> _Exercise directions_
Each line holding the word "mobile" must appear in the answer, copied from the entries.

□ □ □

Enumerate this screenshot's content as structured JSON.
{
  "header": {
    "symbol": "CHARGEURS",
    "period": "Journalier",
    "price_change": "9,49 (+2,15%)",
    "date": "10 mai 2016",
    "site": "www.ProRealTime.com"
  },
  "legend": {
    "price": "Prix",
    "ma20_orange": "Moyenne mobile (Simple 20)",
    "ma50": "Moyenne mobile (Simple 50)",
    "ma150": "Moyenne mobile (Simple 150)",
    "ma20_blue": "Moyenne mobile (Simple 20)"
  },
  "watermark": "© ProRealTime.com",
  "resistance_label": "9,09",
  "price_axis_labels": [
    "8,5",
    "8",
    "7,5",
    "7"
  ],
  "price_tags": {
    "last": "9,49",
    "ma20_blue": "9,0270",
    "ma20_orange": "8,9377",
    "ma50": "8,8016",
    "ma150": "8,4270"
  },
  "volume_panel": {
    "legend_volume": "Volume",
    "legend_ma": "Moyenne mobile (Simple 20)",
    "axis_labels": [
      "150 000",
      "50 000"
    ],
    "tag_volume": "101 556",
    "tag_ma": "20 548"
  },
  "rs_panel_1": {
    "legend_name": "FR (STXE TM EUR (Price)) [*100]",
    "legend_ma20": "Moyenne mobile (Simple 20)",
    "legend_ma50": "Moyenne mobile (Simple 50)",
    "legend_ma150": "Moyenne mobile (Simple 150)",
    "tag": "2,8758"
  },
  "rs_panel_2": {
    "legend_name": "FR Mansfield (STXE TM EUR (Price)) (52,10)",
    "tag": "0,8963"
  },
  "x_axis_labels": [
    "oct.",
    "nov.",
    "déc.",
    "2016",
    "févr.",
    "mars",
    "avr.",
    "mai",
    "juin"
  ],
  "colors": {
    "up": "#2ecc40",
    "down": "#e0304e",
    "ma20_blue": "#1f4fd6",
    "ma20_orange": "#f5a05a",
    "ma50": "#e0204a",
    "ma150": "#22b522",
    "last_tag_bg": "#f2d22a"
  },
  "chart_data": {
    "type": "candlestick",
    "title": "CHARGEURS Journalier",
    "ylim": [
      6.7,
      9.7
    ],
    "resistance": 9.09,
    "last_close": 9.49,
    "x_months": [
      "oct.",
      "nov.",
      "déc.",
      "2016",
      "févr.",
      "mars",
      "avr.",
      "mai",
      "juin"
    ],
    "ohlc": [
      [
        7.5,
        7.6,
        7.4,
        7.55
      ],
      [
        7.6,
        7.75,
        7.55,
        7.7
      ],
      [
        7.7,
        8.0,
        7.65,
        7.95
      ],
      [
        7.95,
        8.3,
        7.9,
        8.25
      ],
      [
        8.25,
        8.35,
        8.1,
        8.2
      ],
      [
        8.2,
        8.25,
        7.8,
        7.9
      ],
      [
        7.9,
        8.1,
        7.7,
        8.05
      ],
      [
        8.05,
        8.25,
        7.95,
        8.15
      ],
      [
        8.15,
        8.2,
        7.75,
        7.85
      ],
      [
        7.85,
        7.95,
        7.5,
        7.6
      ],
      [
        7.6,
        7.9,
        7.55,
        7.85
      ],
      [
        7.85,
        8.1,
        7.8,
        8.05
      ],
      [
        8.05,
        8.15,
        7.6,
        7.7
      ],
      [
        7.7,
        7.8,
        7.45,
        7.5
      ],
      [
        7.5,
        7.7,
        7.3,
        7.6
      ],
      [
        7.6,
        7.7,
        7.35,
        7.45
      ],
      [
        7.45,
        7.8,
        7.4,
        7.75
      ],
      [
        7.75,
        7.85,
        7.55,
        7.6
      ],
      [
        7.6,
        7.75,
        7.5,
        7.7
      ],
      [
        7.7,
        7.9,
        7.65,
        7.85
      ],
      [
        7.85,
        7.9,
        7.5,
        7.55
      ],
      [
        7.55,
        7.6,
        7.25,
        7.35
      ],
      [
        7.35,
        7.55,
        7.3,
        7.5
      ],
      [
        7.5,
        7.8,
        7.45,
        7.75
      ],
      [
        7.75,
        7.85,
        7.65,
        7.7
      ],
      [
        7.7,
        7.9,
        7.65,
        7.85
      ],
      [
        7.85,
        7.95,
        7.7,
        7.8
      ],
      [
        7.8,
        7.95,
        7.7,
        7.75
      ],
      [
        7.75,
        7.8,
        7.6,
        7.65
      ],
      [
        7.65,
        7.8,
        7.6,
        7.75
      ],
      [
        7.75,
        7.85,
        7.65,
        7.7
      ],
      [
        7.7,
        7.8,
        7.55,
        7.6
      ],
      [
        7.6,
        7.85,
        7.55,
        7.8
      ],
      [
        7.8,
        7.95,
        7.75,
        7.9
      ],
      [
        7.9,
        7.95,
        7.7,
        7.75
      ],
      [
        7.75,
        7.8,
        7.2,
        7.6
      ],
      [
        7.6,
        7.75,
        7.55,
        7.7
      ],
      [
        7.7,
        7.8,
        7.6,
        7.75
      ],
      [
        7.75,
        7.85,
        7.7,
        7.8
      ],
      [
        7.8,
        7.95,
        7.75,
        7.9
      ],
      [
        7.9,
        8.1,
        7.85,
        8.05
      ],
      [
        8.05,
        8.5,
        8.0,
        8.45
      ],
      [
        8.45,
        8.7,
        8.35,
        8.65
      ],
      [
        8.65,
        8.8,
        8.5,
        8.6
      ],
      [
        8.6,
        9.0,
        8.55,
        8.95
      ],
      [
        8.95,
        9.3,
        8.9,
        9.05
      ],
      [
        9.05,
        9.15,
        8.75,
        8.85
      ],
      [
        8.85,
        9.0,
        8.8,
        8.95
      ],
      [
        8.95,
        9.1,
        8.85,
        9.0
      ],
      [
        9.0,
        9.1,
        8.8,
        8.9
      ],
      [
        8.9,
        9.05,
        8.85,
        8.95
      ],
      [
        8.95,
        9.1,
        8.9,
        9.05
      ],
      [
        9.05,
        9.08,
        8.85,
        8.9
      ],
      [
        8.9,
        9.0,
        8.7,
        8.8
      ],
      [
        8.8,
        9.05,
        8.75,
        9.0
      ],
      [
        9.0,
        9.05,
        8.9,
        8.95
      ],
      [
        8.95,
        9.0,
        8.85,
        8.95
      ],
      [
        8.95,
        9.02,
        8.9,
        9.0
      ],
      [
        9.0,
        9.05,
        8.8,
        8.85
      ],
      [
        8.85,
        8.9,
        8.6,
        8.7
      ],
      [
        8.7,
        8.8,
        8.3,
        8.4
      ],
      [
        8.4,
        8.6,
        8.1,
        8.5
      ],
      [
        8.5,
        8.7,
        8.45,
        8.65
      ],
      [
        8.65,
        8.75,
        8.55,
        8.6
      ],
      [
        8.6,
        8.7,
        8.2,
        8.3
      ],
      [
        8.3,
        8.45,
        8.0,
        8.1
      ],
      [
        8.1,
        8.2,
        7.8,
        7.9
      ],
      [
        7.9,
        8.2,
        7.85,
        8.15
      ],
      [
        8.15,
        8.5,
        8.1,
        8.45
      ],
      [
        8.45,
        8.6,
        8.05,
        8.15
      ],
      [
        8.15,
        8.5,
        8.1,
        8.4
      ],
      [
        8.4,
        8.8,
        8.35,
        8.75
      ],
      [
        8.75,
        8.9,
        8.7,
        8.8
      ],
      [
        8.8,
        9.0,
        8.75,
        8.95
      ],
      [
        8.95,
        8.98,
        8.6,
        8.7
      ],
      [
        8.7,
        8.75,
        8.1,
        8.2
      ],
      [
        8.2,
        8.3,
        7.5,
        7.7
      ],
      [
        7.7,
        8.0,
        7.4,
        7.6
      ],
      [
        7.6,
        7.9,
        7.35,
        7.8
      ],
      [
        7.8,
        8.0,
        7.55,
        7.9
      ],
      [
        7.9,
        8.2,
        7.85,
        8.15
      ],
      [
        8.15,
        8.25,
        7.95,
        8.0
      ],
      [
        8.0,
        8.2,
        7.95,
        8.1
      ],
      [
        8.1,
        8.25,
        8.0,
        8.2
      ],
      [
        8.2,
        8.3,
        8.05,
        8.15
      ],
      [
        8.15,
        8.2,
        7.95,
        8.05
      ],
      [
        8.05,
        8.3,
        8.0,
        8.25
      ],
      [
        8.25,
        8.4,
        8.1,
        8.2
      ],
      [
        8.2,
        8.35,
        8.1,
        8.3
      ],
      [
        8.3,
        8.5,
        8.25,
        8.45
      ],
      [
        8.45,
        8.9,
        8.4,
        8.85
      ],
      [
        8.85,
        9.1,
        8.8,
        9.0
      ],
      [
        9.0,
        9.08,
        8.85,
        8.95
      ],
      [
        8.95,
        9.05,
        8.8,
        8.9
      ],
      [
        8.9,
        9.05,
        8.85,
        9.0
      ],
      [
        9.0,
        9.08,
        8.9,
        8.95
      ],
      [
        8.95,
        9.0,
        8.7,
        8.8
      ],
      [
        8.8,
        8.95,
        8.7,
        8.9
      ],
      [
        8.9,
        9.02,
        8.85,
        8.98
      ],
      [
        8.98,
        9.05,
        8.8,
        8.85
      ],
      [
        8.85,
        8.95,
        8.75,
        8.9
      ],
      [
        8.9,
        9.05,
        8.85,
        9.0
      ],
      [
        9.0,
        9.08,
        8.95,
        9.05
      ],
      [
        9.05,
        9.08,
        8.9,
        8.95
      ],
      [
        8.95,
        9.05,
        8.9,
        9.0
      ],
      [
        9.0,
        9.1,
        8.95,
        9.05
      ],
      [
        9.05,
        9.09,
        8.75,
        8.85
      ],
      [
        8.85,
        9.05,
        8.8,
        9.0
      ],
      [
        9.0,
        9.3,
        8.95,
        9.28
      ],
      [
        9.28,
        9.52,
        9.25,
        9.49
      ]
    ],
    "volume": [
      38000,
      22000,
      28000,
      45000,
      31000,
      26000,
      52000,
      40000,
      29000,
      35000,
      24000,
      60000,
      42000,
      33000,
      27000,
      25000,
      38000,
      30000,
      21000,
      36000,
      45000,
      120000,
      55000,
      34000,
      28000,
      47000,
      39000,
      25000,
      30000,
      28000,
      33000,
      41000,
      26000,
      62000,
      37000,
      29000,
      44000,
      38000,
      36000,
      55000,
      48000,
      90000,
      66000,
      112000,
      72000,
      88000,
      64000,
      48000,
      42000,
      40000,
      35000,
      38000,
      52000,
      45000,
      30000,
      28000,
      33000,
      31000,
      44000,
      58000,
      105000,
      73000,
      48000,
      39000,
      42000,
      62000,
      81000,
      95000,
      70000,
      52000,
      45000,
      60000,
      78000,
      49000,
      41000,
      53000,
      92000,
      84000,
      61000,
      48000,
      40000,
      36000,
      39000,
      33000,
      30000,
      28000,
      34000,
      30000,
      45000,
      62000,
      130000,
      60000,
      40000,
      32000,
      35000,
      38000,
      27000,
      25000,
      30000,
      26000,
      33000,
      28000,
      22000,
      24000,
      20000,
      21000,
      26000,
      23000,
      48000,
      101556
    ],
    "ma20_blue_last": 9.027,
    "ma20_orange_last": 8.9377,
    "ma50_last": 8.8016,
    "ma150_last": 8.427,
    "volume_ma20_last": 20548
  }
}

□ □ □

> _Result of this exercise_
    "ma20_orange": "Moyenne mobile (Simple 20)",
    "ma50": "Moyenne mobile (Simple 50)",
    "ma150": "Moyenne mobile (Simple 150)",
    "ma20_blue": "Moyenne mobile (Simple 20)"
    "legend_ma": "Moyenne mobile (Simple 20)",
    "legend_ma20": "Moyenne mobile (Simple 20)",
    "legend_ma50": "Moyenne mobile (Simple 50)",
    "legend_ma150": "Moyenne mobile (Simple 150)",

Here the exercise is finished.